Processes and Patterns of Larval Fish Drift in Rivers: A Review
1Aaron Lechner, 1Hubert Keckeis & 2Paul Humphries
1University of Vienna, Department of Limnology and Oceanography, Faculty of Life Sciences, Althanstrasse 14, 1090 Vienna, Austria.
2School of Environmental Sciences, Charles Sturt University, PO Box 789, Albury, NSW 2640, Australia

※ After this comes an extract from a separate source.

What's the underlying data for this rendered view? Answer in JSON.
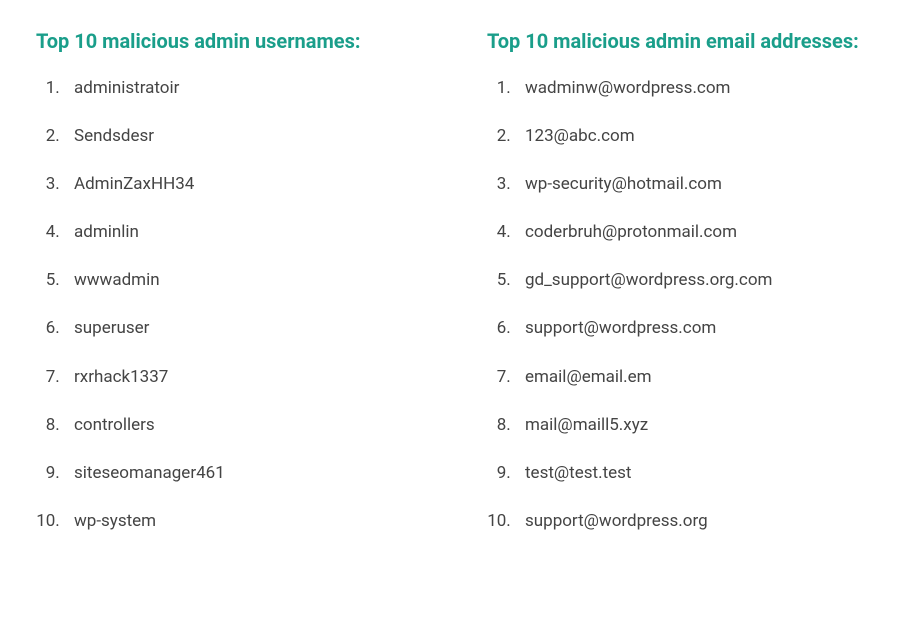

The current-mediated dispersal (drift) of young during the embryonic and larval periods is an integral part in the life cycle of many riverine species. It enhances habitat connectivity and gene flow, promotes community stability and serves to extend the range of populations; thus drift is linked to ecological and evolutionary functions. Knowledge about dispersal modes and requirements of fish larvae in rivers is critical for river conservation, management and restoration. Although studies of the drift of fish larvae in lotic waters are common, a review of current understanding and knowledge gaps does not exist.. Here, we review: a) patterns of drift among taxa and larval stages b) the mechanisms and patterns of drift entrance, transport and drift exit; and c) the mode of drift (passive, active or active/passive). These patterns are discussed with regard to hydrodynamic characteristics and to abiotic conditions of the river systems (river type, flow-pattern and biogegraphy).